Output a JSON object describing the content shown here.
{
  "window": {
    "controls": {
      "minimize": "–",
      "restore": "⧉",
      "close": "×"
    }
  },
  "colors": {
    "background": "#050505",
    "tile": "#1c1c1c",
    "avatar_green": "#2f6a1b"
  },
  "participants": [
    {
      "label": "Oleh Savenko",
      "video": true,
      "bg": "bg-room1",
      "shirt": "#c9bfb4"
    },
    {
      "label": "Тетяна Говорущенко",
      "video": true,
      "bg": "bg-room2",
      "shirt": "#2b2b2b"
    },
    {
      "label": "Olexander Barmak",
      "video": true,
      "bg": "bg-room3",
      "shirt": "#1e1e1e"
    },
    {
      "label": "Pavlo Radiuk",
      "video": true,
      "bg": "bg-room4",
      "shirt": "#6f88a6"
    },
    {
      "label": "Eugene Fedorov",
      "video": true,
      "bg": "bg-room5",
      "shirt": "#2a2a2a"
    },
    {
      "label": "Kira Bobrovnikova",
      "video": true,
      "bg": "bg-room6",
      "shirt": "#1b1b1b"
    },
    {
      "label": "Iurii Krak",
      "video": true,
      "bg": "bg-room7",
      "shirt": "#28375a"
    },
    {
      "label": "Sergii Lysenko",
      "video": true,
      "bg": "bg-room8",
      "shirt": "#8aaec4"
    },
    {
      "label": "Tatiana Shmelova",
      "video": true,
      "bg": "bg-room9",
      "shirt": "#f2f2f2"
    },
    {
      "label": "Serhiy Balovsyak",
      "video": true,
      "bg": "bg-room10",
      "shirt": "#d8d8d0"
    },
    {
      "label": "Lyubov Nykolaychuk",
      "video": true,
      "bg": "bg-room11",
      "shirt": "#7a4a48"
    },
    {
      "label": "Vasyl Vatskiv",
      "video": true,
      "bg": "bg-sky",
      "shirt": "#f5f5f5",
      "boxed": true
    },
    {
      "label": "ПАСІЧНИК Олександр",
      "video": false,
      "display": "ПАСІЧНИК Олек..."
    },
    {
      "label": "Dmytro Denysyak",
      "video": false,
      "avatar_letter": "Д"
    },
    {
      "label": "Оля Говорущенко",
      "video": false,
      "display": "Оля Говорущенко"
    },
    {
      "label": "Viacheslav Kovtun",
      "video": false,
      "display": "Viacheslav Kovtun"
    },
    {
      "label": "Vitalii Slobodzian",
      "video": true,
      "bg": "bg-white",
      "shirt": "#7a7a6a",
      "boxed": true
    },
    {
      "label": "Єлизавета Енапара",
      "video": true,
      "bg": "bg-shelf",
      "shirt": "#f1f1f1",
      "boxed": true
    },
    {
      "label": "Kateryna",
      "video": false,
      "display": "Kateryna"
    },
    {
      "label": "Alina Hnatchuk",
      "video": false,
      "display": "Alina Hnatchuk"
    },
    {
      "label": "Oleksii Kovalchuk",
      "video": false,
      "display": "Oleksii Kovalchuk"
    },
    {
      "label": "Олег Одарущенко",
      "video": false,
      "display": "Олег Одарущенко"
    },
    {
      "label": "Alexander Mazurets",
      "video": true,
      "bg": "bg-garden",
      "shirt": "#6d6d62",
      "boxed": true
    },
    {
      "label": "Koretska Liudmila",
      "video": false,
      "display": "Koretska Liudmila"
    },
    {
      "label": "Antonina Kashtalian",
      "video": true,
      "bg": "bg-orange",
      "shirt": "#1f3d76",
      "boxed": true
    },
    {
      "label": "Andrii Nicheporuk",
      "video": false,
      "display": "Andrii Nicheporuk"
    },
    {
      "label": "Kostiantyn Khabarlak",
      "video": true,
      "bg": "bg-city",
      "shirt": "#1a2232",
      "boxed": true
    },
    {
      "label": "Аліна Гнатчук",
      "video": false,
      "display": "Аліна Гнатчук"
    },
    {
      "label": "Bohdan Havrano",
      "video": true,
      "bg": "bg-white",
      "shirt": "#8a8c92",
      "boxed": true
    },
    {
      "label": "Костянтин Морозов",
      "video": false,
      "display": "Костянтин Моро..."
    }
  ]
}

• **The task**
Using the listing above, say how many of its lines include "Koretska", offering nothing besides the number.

• **Reply to the task**
2